Review of:Stiell IG, Nesbitt LP, Pickett W, et al: “The OPALS Major Trauma Study: Impact of advanced life-support on survival and morbidity.” Canadian Medical Association Journal. 178(9):1141-1152, 2008.
The Ontario Prehospital Advanced Life Support (OPALS) Major Trauma Study was a before-and-after, system-wide controlled clinical trial conducted in 17 cities. The researchers enrolled adult patients who had experienced major trauma in a basic life-support phase and a subsequent advanced life-support phase (during which paramedics were able to perform endotracheal intubation and administer fluids and drugs intravenously). The primary outcome was survival to hospital discharge.
Among the 2,867 patients enrolled in the BLS (n = 1,373) and ALS (n = 1,494) phases, characteristics were similar. This included mean age (44.8 v. 47.5 years), frequency of blunt injury (92.0% v. 91.4%), median injury severity score (24 v. 22) and percentage of patients with Glasgow Coma Scale (GCS) score less than 9 (27.2% v. 22.1%). Survival didn’t differ overall (81.1% among patients in the ALS phase v. 81.8% among those in the BLS phase; p = 0.65).
However, among patients with GCS score less than 9, survival was lower among those in the ALS phase (50.9% v. 60.0%; p = 0.02).
The OPALS Major Trauma Study showed that system-wide implementation of full ALS programs didn’t decrease mortality or morbidity for major trauma patients. They also found that during the ALS phase, mortality was greater among patients with Glasgow Coma Scale scores less than 9. The authors concluded, “We believe that emergency medical services should carefully re-evaluate the indications for and application of prehospital advanced life-support measures for patients who have experienced major trauma.”

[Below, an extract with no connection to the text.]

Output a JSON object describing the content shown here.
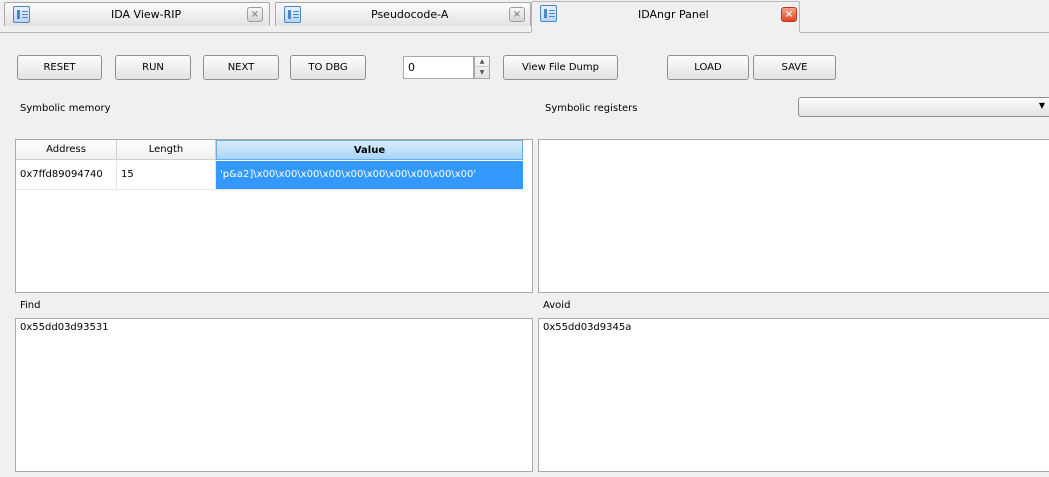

This study will add fuel to the fire that continues to rage across the U.S. Is ALS better than BLS? Before we go on, remember that a Canadian EMT has many times the training hours of the U.S. EMT-Basic. With that being said, the OPALS study spent $15.8 million dollars in training and operational upgrades to implement ALS for trauma. During the ALS phase of this study, only 102 intubations were performed on 1,492 patients. That’s $154,000 per intubation. OK, that’s not fair. They also established 779 IVs, ran fluids 144 times and gave morphine 35 times. Let’s just call it 1,060 ALS interventions. That’s more reasonable — $14,905 per intervention.
But it didn’t make any difference!
More importantly, when they noted the subset of patients who were intubated were those with GCS less than 9 because they didn’t have RSI. Not surprising, they had poorer outcomes similar to what has been documented in other studies with traumatic head injury and prehospital intubation.
Now, before you start sending me death threats: Do I think there is a role for ALS in trauma? Absolutely. But is the answer to simply train everyone and send them forth, like they did in Canada, and then hope for the best. No. We must learn from our brave northern brethren and examine our systems closely. Further, we must make risk-benefit analysis the cornerstone of any implementation. Bigger isn’t always better. In many if not most systems, pre-planning and a tincture of accelerator may save more lives than the ET tube or salt water.